Massachusetts' governor took control of inspections of a troubled Boston highway project, pledging that he would not reopen a tunnel where a woman was killed until engineers resolve problems with heavy concrete ceiling panels that collapsed.
Governor Mitt Romney said Friday that the tunnel could remain closed for weeks, until he is confident the 3-ton panels will not fall on motorists.
"And at this stage, you just have to cross your fingers that they don't come down," he said. "The people who are working in the tunnel are wearing hard hats for a reason."
Romney signed emergency legislation Friday giving him responsibility for tunnel inspections that had previously been overseen by the Massachusetts Turnpike Authority. The law, passed overwhelmingly by the Legislature late Thursday, also empowered Romney to decide when it will be safe for the public to use the tunnels.
After signing the bill, Romney met at the accident scene with federal and state investigators. The governor said he planned to speak to the Turnpike Authority's engineering and construction staff to clearly establish the lines of authority.

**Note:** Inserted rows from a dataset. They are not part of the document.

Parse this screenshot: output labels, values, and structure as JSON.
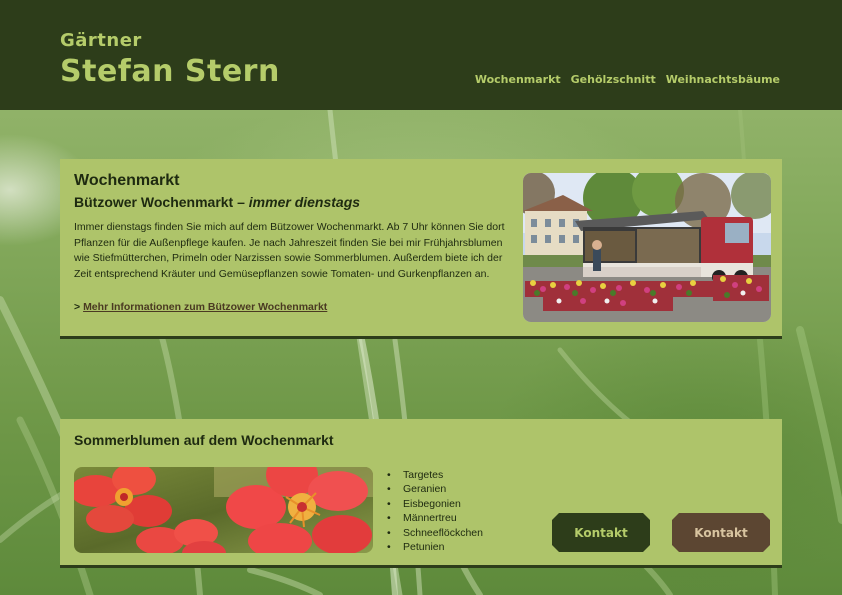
{
  "header": {
    "brand_sub": "Gärtner",
    "brand_name": "Stefan Stern",
    "nav": [
      "Wochenmarkt",
      "Gehölzschnitt",
      "Weihnachtsbäume"
    ]
  },
  "market": {
    "title": "Wochenmarkt",
    "subtitle_main": "Bützower Wochenmarkt – ",
    "subtitle_em": "immer dienstags",
    "text": "Immer dienstags finden Sie mich auf dem Bützower Wochenmarkt. Ab 7 Uhr können Sie dort Pflanzen für die Außenpflege kaufen. Je nach Jahreszeit finden Sie bei mir Frühjahrsblumen wie Stiefmütterchen, Primeln oder Narzissen sowie Sommerblumen. Außerdem biete ich der Zeit entsprechend Kräuter und Gemüsepflanzen sowie Tomaten- und Gurkenpflanzen an.",
    "link_prefix": "> ",
    "link_label": "Mehr Informationen zum Bützower Wochenmarkt"
  },
  "summer": {
    "title": "Sommerblumen auf dem Wochenmarkt",
    "items": [
      "Targetes",
      "Geranien",
      "Eisbegonien",
      "Männertreu",
      "Schneeflöckchen",
      "Petunien"
    ],
    "button_primary": "Kontakt",
    "button_secondary": "Kontakt"
  },
  "colors": {
    "header_bg": "#2d3d1a",
    "accent_lime": "#b5cc6a",
    "panel_bg": "#aec46a",
    "button_brown": "#5c4632"
  }
}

The National Transportation Safety Board, as well as federal and state law enforcement agencies, are overseeing investigations to determine the cause of the collapse and any potential criminal liability.
Inspectors looking for design or construction flaws have focused on bolts that hold the ceiling panels in place and may have contributed to the accident that killed 38-year-old Milena Del Valle.
On Friday, Romney put the total number of potential problems in the tunnel where the fatality occurred at 84. He said two adjoining sections of the tunnel, as well as traffic ramps, had another 278 possible defects.
In addition, the governor said, there were 401 potential trouble spots in neighboring tunnels, but none was especially worrisome because those tunnels have different designs with greater redundancy. The ceiling panels in those tunnels are also much lighter than the 3-ton concrete panel that fell Monday night.
The governor said it was impossible to speculate when the tunnel would reopen.
"If miraculously every bolt was found to be in perfect shape, and everything was doing fine, why, it could be done very quickly," Romney said. "If, on the other hand, we find that there are problems throughout the system, ... it's probably a matter of weeks, not days."
The trouble spots are part of the city's so-called "Big Dig" project that rerouted Interstate 93 underground through the downtown area, eliminating an old overhead highway, and extended the Massachusetts Turnpike to Logan via a new harbor tunnel.
The 3-ton ceiling panels that collapsed were part of a false ceiling used to improve ventilation in the tunnel, as well as to protect the structure in case of fire or other catastrophe.
Attorney General Tom Reilly, who is spearheading the state criminal investigation, has said that both the contractor, Modern Continental Construction Co., and the project overseer, Bechtel/Parsons Brinckerhoff, were told in 1999 that five initial ceiling bolts had broken free during testing. He questioned whether a prescribed fix had been made.
In a statement, Bechtel/Parsons Brinckerhoff defended the construction technique.
"Supporting concrete ceiling panels by anchoring bolts to the roof with epoxy adhesive is widely and successfully used throughout the construction industry," the company said.